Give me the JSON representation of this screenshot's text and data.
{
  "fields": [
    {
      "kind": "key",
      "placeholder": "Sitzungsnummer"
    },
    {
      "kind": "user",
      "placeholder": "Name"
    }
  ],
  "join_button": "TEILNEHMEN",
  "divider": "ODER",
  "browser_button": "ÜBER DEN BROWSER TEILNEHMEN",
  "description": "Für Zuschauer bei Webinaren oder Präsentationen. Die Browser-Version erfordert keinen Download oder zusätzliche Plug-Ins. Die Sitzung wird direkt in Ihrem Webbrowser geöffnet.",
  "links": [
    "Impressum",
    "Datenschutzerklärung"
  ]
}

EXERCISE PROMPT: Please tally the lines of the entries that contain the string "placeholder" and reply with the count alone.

RESPONSE TO THIS EXERCISE: 2